- REQUIREMENT: Throughout the material below, how many lines include the string "content"? Reply with only the number.

- DATA FOR THIS EXERCISE:
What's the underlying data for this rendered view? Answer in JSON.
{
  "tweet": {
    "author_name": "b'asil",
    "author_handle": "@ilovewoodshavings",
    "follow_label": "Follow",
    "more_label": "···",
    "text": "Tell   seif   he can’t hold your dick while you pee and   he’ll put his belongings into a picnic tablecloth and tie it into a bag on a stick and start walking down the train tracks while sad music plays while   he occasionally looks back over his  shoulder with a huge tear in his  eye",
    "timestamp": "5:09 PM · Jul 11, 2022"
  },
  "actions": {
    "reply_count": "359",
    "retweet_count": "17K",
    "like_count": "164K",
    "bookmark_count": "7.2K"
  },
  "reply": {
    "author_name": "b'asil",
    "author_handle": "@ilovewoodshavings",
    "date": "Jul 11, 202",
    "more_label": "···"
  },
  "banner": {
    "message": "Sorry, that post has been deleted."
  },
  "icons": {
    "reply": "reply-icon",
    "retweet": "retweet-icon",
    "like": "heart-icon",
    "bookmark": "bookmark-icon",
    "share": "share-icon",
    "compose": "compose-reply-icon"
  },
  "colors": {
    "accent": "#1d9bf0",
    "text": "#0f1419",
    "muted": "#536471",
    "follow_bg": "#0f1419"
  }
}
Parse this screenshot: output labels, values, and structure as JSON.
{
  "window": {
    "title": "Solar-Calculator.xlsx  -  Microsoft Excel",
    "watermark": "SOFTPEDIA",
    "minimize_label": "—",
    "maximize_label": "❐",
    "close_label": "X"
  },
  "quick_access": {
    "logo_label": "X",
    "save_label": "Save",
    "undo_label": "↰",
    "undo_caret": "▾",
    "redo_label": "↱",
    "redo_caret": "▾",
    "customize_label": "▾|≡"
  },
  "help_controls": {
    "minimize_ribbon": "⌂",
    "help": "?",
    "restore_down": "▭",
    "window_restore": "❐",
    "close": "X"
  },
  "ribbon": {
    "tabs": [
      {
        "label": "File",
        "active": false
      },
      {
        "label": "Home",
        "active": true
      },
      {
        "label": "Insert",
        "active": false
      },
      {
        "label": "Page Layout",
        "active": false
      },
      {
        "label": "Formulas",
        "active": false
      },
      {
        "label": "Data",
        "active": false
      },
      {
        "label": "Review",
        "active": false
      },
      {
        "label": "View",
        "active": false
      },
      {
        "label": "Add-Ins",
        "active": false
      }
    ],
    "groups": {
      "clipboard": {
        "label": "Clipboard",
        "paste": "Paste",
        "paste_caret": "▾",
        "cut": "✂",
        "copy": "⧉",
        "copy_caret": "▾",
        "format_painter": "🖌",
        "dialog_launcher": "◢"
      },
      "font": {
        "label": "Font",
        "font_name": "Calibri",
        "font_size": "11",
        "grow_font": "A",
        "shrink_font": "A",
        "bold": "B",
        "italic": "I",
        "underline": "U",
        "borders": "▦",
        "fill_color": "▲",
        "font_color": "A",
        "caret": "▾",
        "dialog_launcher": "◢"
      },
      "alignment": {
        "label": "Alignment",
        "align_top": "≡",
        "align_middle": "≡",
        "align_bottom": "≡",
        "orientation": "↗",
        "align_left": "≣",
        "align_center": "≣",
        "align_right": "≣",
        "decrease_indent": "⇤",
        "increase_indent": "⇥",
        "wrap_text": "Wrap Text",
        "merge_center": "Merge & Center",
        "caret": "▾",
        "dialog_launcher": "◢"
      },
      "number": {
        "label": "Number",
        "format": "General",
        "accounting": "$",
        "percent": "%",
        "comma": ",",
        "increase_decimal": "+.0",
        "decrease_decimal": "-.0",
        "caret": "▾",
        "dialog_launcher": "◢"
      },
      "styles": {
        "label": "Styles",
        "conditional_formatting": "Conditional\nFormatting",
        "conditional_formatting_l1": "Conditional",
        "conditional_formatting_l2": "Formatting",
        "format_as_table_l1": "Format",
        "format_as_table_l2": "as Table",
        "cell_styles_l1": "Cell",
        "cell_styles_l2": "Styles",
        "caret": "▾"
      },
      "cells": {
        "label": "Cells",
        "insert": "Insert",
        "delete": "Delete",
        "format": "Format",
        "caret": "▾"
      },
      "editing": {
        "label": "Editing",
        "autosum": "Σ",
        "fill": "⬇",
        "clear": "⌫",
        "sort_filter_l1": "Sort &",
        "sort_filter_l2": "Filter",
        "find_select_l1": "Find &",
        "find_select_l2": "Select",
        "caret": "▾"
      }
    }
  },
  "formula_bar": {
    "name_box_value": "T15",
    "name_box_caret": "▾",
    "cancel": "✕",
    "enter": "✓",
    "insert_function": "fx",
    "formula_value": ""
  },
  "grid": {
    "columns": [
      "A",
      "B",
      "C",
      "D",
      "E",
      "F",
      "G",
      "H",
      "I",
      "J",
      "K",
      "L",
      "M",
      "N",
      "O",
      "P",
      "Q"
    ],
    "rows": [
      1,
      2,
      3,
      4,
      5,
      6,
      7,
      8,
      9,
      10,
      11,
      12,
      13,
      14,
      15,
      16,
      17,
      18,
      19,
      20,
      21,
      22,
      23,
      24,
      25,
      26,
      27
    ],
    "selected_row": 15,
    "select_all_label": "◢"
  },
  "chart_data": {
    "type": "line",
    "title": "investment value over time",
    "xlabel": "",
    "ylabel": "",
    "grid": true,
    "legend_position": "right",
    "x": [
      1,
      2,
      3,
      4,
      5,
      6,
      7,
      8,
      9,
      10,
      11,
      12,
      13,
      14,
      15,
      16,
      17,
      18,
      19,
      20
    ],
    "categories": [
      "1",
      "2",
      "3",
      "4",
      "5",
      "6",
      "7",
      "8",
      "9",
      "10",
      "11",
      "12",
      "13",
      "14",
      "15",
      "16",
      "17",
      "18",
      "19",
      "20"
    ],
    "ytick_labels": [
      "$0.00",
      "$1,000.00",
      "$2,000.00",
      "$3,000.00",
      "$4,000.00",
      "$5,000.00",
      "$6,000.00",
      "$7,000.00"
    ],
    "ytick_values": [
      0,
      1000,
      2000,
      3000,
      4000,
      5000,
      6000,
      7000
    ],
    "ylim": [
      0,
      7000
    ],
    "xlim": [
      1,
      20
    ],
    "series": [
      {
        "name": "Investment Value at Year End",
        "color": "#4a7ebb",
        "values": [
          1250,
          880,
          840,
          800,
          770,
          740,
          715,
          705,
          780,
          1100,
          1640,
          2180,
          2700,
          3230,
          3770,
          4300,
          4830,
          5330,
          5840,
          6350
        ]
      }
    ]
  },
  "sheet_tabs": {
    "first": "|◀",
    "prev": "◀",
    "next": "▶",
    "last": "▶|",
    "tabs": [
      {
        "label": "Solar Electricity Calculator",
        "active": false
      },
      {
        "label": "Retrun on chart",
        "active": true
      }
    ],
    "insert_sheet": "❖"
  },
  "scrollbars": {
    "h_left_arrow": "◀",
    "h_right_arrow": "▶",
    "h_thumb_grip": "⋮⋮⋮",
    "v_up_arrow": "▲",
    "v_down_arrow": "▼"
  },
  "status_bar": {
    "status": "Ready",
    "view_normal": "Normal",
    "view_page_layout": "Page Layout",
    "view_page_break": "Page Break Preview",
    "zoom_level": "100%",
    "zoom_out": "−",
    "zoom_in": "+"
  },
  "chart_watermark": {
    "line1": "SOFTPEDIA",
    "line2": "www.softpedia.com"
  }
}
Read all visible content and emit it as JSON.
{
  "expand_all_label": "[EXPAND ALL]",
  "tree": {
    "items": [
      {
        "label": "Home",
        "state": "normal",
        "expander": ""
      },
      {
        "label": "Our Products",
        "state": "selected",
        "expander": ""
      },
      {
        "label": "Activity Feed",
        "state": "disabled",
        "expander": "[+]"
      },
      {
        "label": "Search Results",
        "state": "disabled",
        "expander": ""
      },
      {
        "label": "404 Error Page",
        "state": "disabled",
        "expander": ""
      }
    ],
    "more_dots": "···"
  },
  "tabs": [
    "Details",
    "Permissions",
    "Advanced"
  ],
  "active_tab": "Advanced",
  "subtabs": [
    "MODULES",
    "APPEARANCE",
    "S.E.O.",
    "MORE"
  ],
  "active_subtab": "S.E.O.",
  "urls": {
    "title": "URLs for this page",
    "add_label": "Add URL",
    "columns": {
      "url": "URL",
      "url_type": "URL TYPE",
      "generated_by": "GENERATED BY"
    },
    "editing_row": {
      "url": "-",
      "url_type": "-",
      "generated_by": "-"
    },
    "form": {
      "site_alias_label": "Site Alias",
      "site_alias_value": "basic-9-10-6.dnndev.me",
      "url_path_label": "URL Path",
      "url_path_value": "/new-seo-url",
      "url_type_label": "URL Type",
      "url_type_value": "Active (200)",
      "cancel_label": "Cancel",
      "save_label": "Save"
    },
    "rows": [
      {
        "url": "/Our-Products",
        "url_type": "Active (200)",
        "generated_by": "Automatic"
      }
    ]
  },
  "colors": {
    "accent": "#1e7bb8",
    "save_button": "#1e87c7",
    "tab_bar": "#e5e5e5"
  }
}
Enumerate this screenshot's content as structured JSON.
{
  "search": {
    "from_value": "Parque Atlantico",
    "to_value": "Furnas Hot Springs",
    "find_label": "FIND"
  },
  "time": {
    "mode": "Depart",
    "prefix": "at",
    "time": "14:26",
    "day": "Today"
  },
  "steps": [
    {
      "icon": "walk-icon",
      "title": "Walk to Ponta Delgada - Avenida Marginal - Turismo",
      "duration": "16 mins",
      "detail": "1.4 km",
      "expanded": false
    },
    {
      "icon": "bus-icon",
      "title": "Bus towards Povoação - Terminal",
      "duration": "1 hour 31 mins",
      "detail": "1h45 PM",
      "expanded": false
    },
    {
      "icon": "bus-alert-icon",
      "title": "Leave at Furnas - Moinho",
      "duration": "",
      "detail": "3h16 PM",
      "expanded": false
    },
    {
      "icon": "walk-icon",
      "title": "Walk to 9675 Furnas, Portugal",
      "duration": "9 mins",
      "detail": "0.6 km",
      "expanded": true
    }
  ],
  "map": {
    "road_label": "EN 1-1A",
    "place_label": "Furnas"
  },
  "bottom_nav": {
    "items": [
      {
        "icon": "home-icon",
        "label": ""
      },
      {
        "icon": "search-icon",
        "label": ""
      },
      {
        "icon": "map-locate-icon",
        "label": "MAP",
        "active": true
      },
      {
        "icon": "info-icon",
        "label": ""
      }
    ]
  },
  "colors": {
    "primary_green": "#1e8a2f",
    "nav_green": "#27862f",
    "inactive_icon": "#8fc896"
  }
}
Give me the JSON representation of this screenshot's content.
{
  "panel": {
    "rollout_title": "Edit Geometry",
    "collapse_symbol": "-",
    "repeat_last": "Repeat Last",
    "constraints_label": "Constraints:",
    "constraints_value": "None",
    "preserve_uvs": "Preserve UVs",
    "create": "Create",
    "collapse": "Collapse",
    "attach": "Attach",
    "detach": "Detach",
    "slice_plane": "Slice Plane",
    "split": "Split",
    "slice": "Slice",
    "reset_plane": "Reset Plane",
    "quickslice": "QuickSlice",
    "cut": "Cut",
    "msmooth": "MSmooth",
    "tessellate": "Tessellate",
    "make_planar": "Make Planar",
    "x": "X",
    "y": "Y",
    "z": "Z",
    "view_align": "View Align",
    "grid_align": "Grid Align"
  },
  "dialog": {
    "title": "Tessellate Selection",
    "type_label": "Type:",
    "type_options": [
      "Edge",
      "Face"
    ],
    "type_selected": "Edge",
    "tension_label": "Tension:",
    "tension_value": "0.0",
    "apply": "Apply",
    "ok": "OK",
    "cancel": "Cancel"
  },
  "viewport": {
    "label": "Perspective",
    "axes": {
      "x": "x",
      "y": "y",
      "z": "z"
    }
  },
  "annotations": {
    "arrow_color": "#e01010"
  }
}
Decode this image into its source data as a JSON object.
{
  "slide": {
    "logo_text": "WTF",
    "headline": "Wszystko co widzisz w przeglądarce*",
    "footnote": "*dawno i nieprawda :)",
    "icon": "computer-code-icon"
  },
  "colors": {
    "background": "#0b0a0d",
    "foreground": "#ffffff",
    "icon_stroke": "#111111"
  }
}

- ANSWER TO THE PROBLEM: 3